Monsour, M. (2002). Women and men as friends: Relationships across the life span in the 21st century. Mahwah, NJ: Lawrence Erlbaum.

O’Meara, J. D. (1989). Cross-sex friendships: Four basic challenges of an ignored relationship. Sex Roles, 21, 525-543.

Rawlins, W. K. (1992). Friendship matters: Communication, dialects, and the life course. New Brunswick, NJ: Transaction Publishers.

Reeder, H. M. (2000). ‘I like you ... as a friend’: The role of attraction in cross-sex friendships. Journal of Social and Personal Relationships, 17, 329-348.

Swain, S. (1992). Men’s friendships with women: Intimacy, sexual boundaries, and the informant role. In P. Nardi (Ed.), Men’s friendships (pp. 153-171). Thousand Oaks, CA: Sage.

Werking, K. (1997). We’re just good friends: Men and women in nonromantic relationships. New York, NY: The Guilford Press.

Wright, P. H. (1984). Self-referent motivation and the intrinsic quality of friendship. Journal of Social and Personal Relationships, 1, 115-130.

Carter, Z. A. (2016). Married and previously married men and women's perceptions of communication on facebook with the opposite sex: How communicating through facebook can be damaging to marriages. Journal of Divorce and Remarriage, 57, 1, 36-55.

About the Author
Zack Carter Ph.D.

Zack Carter, Ph.D., is a professor of communication at Taylor University, where he teaches classes in interpersonal, intrapersonal, and family communication.
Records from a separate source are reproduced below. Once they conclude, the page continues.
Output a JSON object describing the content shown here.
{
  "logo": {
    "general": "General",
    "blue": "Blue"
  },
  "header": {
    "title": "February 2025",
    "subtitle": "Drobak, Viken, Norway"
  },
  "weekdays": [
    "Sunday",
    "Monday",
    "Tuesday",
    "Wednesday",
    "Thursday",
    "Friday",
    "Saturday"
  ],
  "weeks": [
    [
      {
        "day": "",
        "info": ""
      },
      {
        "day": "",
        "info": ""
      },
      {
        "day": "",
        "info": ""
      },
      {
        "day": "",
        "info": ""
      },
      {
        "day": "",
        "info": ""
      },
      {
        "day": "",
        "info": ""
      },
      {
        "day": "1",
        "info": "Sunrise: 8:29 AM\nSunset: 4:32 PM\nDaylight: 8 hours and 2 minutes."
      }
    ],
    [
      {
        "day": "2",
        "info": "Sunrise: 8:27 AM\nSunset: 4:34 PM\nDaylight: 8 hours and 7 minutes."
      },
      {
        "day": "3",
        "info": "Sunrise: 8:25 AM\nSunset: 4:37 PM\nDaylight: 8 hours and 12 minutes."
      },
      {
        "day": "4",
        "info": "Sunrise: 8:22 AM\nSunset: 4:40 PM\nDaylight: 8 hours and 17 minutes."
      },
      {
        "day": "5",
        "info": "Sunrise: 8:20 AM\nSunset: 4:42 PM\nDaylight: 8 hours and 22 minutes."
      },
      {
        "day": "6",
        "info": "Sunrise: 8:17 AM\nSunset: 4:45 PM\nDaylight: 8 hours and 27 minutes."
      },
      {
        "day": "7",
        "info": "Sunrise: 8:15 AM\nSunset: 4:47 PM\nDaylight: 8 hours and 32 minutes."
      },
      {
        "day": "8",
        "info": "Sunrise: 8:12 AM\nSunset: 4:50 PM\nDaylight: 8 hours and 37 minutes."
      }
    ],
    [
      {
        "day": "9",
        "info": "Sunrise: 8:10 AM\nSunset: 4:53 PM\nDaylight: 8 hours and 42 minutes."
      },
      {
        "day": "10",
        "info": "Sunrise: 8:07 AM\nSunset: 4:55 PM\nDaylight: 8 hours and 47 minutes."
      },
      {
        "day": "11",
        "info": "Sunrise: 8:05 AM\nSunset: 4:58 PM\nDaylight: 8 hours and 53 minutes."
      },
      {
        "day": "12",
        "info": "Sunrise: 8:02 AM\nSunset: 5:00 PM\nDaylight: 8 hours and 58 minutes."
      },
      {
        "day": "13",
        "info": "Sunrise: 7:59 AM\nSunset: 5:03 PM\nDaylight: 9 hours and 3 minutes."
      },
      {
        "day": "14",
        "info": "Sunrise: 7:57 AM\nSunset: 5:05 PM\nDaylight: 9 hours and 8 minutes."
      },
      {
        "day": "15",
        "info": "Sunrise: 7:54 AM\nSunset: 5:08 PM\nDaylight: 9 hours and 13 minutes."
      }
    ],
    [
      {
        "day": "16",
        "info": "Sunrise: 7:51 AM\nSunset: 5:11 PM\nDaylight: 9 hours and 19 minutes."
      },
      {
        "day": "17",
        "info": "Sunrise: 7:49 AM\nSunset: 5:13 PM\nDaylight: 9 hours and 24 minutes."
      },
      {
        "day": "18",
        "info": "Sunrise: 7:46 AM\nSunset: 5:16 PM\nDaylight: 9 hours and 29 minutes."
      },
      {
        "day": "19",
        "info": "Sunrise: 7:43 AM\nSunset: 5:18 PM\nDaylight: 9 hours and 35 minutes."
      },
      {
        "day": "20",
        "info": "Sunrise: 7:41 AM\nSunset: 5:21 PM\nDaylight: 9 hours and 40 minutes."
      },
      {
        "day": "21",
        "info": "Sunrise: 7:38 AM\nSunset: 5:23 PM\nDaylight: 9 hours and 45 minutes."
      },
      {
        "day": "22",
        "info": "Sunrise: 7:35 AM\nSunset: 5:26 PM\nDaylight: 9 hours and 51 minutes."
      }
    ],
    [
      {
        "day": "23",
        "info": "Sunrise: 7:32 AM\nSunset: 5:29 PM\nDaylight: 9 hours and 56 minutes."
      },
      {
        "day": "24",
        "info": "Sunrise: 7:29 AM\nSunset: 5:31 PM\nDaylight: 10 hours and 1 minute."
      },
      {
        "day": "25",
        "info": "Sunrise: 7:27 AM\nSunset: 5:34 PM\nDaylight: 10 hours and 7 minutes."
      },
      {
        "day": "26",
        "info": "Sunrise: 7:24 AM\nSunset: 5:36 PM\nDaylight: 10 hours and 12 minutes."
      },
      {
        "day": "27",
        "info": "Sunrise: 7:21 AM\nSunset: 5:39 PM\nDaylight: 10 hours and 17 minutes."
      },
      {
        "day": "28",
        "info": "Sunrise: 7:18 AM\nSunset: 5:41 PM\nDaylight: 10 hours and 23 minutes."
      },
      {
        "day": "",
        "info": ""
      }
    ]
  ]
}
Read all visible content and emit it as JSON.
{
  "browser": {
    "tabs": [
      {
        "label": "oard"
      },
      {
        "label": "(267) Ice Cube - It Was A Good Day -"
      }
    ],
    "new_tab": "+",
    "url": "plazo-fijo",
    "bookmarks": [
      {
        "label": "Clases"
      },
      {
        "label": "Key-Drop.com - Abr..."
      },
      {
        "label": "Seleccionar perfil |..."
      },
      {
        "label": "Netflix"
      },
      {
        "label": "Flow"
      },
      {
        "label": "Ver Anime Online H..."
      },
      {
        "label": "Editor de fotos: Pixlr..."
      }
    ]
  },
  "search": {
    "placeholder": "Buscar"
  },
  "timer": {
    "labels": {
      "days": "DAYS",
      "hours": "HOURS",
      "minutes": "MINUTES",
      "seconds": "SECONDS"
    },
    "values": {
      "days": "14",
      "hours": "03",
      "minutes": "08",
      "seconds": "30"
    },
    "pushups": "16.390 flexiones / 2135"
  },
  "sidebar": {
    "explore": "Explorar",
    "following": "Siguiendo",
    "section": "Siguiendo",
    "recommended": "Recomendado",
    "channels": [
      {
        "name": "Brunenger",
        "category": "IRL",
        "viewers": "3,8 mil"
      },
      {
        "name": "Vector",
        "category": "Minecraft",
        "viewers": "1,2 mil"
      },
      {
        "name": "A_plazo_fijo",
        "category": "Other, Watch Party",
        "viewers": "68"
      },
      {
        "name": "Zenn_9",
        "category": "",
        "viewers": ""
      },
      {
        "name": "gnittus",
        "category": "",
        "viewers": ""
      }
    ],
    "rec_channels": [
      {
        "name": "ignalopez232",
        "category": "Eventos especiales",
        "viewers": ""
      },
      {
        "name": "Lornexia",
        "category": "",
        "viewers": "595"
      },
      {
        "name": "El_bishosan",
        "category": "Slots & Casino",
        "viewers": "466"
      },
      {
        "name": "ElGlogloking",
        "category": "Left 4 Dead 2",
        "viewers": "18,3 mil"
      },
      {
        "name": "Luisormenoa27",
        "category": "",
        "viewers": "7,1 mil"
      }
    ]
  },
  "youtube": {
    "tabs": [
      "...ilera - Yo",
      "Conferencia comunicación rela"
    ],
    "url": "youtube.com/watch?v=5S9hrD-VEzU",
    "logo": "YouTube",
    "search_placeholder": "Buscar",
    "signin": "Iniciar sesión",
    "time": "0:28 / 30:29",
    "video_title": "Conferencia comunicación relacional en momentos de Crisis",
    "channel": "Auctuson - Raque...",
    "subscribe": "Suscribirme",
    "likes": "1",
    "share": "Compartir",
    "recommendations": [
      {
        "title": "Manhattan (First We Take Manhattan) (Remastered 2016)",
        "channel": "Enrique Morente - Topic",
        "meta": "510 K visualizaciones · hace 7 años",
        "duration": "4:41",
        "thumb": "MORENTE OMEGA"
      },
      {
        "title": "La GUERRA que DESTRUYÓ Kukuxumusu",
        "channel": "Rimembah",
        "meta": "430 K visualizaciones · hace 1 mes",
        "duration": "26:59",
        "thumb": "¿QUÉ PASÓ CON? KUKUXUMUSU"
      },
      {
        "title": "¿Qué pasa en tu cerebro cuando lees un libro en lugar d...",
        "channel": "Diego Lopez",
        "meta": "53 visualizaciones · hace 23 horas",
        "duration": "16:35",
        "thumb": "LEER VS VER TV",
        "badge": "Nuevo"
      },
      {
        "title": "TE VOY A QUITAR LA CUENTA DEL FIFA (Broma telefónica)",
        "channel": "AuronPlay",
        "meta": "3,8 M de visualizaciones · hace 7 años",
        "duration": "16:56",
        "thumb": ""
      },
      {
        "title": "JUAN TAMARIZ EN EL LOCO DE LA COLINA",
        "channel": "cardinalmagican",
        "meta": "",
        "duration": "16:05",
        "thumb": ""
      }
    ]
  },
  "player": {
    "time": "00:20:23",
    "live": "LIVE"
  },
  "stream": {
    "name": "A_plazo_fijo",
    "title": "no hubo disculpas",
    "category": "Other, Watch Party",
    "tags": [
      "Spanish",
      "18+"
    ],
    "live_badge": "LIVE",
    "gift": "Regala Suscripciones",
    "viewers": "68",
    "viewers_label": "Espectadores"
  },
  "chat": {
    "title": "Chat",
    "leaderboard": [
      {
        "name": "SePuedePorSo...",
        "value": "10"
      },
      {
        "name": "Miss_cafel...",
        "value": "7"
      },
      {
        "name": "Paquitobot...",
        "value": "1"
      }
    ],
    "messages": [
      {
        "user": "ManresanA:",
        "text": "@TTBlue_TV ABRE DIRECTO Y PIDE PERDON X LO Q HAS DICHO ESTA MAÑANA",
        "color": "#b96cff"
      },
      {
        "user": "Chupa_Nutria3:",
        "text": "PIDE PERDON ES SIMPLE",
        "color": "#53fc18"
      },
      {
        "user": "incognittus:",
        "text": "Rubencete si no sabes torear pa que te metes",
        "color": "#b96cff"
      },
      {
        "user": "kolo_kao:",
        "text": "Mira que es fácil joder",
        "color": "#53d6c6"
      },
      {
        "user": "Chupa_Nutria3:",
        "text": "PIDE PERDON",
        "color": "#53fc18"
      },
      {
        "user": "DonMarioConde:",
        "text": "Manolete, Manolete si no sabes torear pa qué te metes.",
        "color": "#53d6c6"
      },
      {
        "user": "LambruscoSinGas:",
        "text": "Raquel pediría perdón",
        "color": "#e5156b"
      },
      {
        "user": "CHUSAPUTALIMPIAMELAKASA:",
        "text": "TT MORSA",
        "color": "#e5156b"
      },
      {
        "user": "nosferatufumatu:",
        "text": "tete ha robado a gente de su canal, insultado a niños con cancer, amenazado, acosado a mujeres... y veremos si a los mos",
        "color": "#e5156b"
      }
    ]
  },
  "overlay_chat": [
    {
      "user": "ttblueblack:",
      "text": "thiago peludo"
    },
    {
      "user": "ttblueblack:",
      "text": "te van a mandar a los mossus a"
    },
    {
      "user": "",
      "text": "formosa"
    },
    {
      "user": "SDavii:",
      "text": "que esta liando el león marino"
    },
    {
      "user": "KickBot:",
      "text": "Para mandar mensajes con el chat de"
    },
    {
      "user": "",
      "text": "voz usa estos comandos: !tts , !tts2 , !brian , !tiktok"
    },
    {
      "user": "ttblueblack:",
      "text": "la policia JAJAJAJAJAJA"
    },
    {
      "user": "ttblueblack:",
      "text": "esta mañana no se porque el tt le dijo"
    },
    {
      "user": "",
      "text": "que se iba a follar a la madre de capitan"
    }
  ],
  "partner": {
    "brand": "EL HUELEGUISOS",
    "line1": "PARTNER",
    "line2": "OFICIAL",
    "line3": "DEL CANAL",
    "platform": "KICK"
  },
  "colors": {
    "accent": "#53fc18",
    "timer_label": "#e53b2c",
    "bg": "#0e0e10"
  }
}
More from Zack Carter Ph.D.
More from Psychology Today
More from Zack Carter Ph.D.
More from Psychology Today